- interp_weight
A matrix with each entry representiting the weight of an interpolation function on the base mesh. This matrix assumes that on a 2D mesh the functions are ordered row-wise.
Example:
>>> from teaspoon.MakeData.PointCloud import testSetManifolds
>>> from teaspoon.ML import feature_functions as fF
>>> from teaspoon.ML import Base
>>> import numpy as np
>>> import pandas as pd
>>> # generate persistence diagrams
>>> df = testSetManifolds(numDgms=50, numPts=100)
>>> listOfG = []
>>> dgm_col = ['Dgm0', 'Dgm1']
>>> allDgms = pd.concat((df[label] for label in dgm_col))
>>> # parameter bucket to set template function parameters
>>> params = Base.ParameterBucket()
>>> params.feature_function = fF.interp_polynomial
>>> params.k_fold_cv=5
>>> params.d = 20

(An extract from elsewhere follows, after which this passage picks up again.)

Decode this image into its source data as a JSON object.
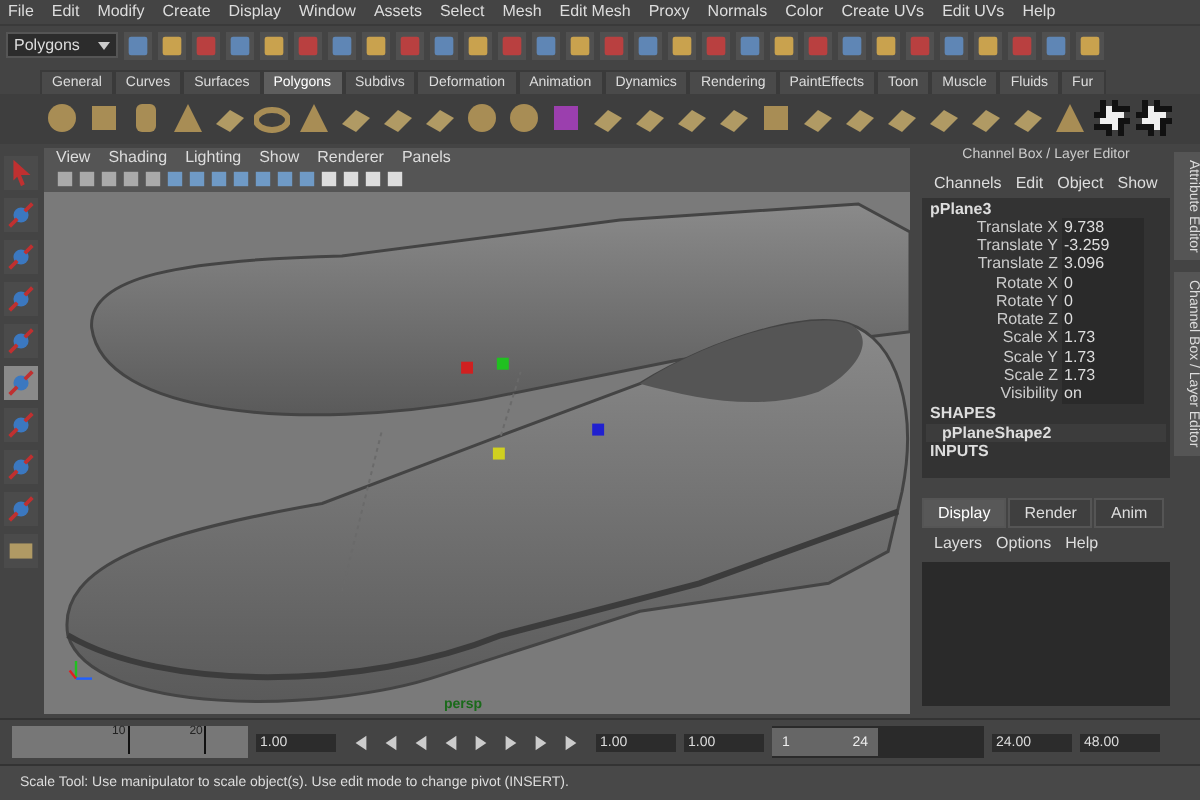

>>> params.makeAdaptivePartition(allDgms, meshingScheme=None)
>>> params.jacobi_poly = 'cheb1' # choose the interpolating polynomial
>>> # compute features
>>> for dgmColLabel in dgm_col:
>>> feature = Base.build_G(df[dgmColLabel], params)
>>> listOfG.append(feature)
>>> feature = np.concatenate(listOfG, axis=1)
2.2.2.5. Path Signatures
- teaspoon.ML.feature_functions.F_PSignature(PL, L_Number=[])[source]
This function takes the persistence landscape set and returns the feature matrix which is computed using path signatures [4, 5]. Function takes two inputs and these are persistence landcsape set in an object array and the landscape numbers that user wants to compute their signatures.
- Parameters:
PL (ndarray) – Object array that includes all landscape functions for each persistence diagram.
L_Number (list) – Landscape numbers that user wants to use in feature matrix generation. If this parameter is not specified, algorithm will generate feature matrix using first landscapes.
- Returns:
feature_PS – Nx6 matrix that includes the features for each persistence diagram, where N is the number of persistence landscape sets.
- Return type:
ndarray
Example:
>>> from teaspoon.MakeData.PointCloud import testSetManifolds
>>> from teaspoon.ML import feature_functions as fF
>>> import numpy as np
>>> # generate persistence diagrams
>>> df = testSetManifolds(numDgms=1, numPts=100)
>>> Diagrams_H1 = df['Dgm1'].sort_index().values
>>> # compute persistence landscapes
>>> PerLand = np.ndarray(shape=(6), dtype=object)
>>> for i in range(0, 6):
>>> Land = fF.PLandscape(Diagrams_H1[i])
>>> PerLand[i] = Land.AllPL
>>> # choose landscape number for which feature matrix will be computed
>>> L_number = [2]
>>> # compute feature matrix
>>> feature_PS = fF.F_PSignature(PerLand, L_number)
2.2.2.6. Kernel Method
- teaspoon.ML.feature_functions.KernelMethod(perDgm1, perDgm2, sigma)[source]
This function computes the kernel for given two persistence diagram based on the formula provided in Ref. [9]. There are three inputs and these are two persistence diagrams and the kernel scale sigma.
- Parameters:
perDgm1 (ndarray) – Object array that includes first persistence diagram set.
perDgm2 (ndarray) – Object array that includes second persistence diagram set.
sigma (float) – Kernel scale.
- Returns:
Kernel – The kernel value for given two persistence diagrams.
- Return type:
float
Example:
>>> from teaspoon.MakeData.PointCloud import testSetManifolds
>>> from teaspoon.ML import feature_functions as fF
>>> # generate persistence diagrams
>>> df = testSetManifolds(numDgms=1, numPts=100)
>>> Diagrams_H1 = df['Dgm1']
>>> # compute kernel between two persistence diagram
>>> sigma = 0.25
>>> kernel = fF.KernelMethod(Diagrams_H1[0], Diagrams_H1[1], sigma)
>>> print(kernel)
1.6310484200361053